More information, including links to abstracts and speaker biographies, can be found here.

Alex Drummond will be filming the event for us, meaning that videos of some of the talks will be available at a future date.

Announcement: After Kinsey

Initial details of our fourth and final event are now available.

After Kinsey: (Re)Theorising Sexuality and Gender in a ‘Post-Closet’ Context will take place in the Radcliffe Conference Centre at the University of Warwick on Thursday 26th – Friday 27th June 2014.

This event will return to the themes of medical and therapeutic practice, popular culture and representation explored in previous seminars, whilst also reflecting specifically upon the consequences of contemporary ‘trans’ discourses for the theorising of gender and sexuality.

There will be seven presentations over the course of the event, from Zowie Davy, Mijke van der Drift, Kat Gupta, Sally Hines, Chryssy Hunter, Surya Monro and Tobias Raun. Further details of the topic areas will follow soon.

The event will be highly interactive, with several opportunities for extensive discussion of themes and issues raised by the speakers.

Registration will take place from 12pm on Thursday 26th June, with the event proper beginning at 1pm. Lunch, an evening meal and accommodation will be provided at Radcliffe. Breakfast will be provided on Friday 27th June.

Registration is now open.

A limited number of travel bursaries are available for participants who do not have institutional funds to attend. Let us know if you’d like to apply for one of these bursaries when you register.

After Kinsey

Announcement: Trans in Popular Representation

We’re delighted to announce details of our third seminar.

Trans in Popular Representation will take place in the Radcliffe Conference Centre at the University of Warwick on Thursday 28th November 2013.

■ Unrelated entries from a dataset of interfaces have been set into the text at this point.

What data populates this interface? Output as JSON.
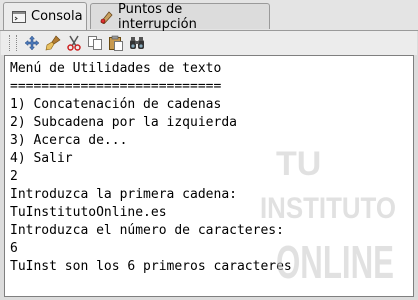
{
  "tabs": [
    {
      "label": "Consola",
      "icon": "console-icon",
      "active": true
    },
    {
      "label": "Puntos de interrupción",
      "icon": "breakpoints-icon",
      "active": false
    }
  ],
  "toolbar": {
    "buttons": [
      {
        "icon": "move-icon"
      },
      {
        "icon": "clear-icon"
      },
      {
        "icon": "cut-icon"
      },
      {
        "icon": "copy-icon"
      },
      {
        "icon": "paste-icon"
      },
      {
        "icon": "find-icon"
      }
    ]
  },
  "console": {
    "lines": [
      "Menú de Utilidades de texto",
      "===========================",
      "1) Concatenación de cadenas",
      "2) Subcadena por la izquierda",
      "3) Acerca de...",
      "4) Salir",
      "2",
      "Introduzca la primera cadena:",
      "TuInstitutoOnline.es",
      "Introduzca el número de caracteres:",
      "6",
      "TuInst son los 6 primeros caracteres"
    ]
  },
  "watermark": {
    "line1": "TU",
    "line2": "INSTITUTO",
    "line3": "ONLINE"
  }
}
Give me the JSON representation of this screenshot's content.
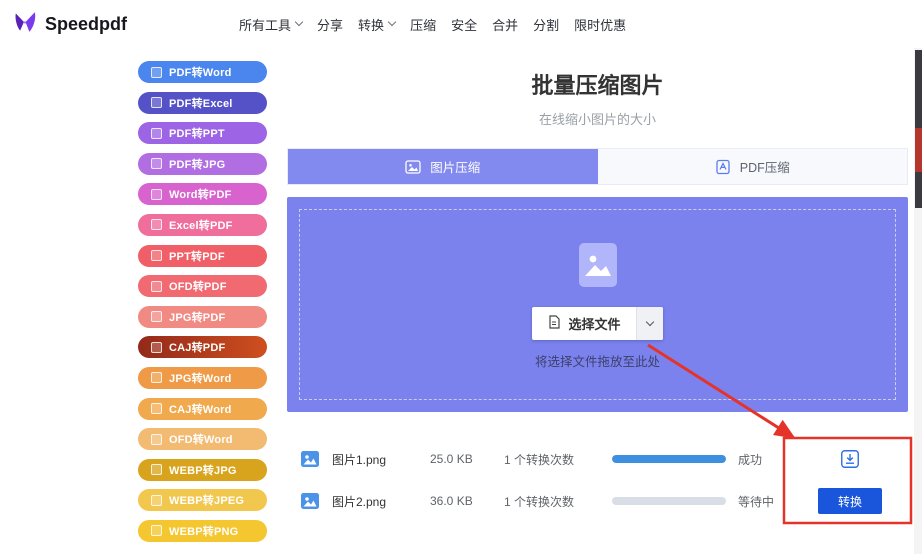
{
  "navbar": {
    "brand": "Speedpdf",
    "items": [
      {
        "label": "所有工具",
        "dropdown": true
      },
      {
        "label": "分享",
        "dropdown": false
      },
      {
        "label": "转换",
        "dropdown": true
      },
      {
        "label": "压缩",
        "dropdown": false
      },
      {
        "label": "安全",
        "dropdown": false
      },
      {
        "label": "合并",
        "dropdown": false
      },
      {
        "label": "分割",
        "dropdown": false
      },
      {
        "label": "限时优惠",
        "dropdown": false
      }
    ]
  },
  "sidebar": {
    "items": [
      {
        "label": "PDF转Word",
        "color": "#4a86ee"
      },
      {
        "label": "PDF转Excel",
        "color": "#5552c8"
      },
      {
        "label": "PDF转PPT",
        "color": "#9d64e6"
      },
      {
        "label": "PDF转JPG",
        "color": "#b16ee2"
      },
      {
        "label": "Word转PDF",
        "color": "#d863cf"
      },
      {
        "label": "Excel转PDF",
        "color": "#ef6e9b"
      },
      {
        "label": "PPT转PDF",
        "color": "#f05f68"
      },
      {
        "label": "OFD转PDF",
        "color": "#f16a72"
      },
      {
        "label": "JPG转PDF",
        "color": "#f28a84"
      },
      {
        "label": "CAJ转PDF",
        "color": "linear-gradient(90deg,#93291a,#cf4f1f)"
      },
      {
        "label": "JPG转Word",
        "color": "#ef9a47"
      },
      {
        "label": "CAJ转Word",
        "color": "#f1a94d"
      },
      {
        "label": "OFD转Word",
        "color": "#f3bb72"
      },
      {
        "label": "WEBP转JPG",
        "color": "#d9a41d"
      },
      {
        "label": "WEBP转JPEG",
        "color": "#f2c74e"
      },
      {
        "label": "WEBP转PNG",
        "color": "#f4c62f"
      }
    ]
  },
  "main": {
    "title": "批量压缩图片",
    "subtitle": "在线缩小图片的大小",
    "tabs": [
      {
        "label": "图片压缩",
        "active": true
      },
      {
        "label": "PDF压缩",
        "active": false
      }
    ],
    "dropzone": {
      "select_button": "选择文件",
      "hint": "将选择文件拖放至此处"
    },
    "files": [
      {
        "name": "图片1.png",
        "size": "25.0 KB",
        "conversions": "1 个转换次数",
        "progress": 100,
        "status": "成功",
        "action": "download"
      },
      {
        "name": "图片2.png",
        "size": "36.0 KB",
        "conversions": "1 个转换次数",
        "progress": 0,
        "status": "等待中",
        "action": "convert"
      }
    ],
    "convert_button_label": "转换"
  },
  "colors": {
    "dropzone_purple": "#7b82ee",
    "tab_active_purple": "#8289ef",
    "progress_blue": "#3d8fe0",
    "convert_blue": "#1a56db",
    "annotation_red": "#e5332a"
  }
}
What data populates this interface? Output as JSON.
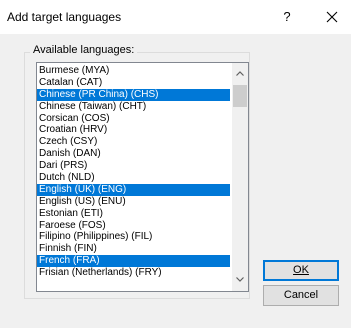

There will be four presentations over the course of the day, from Del LaGrace Volcano, Kat Gupta, Lee Gale (TransBareAll) and Helen Belcher (Trans Media Watch). Further details of the topic areas will follow soon.

The event will be highly interactive, with several opportunities for extensive discussion of themes and issues raised by the speakers.

Registration is now open.

A limited number of travel bursaries are available for participants who do not have institutional funds to attend. Let us know if you’d like to apply for one of these bursaries when you register.

Trans in Popular Representation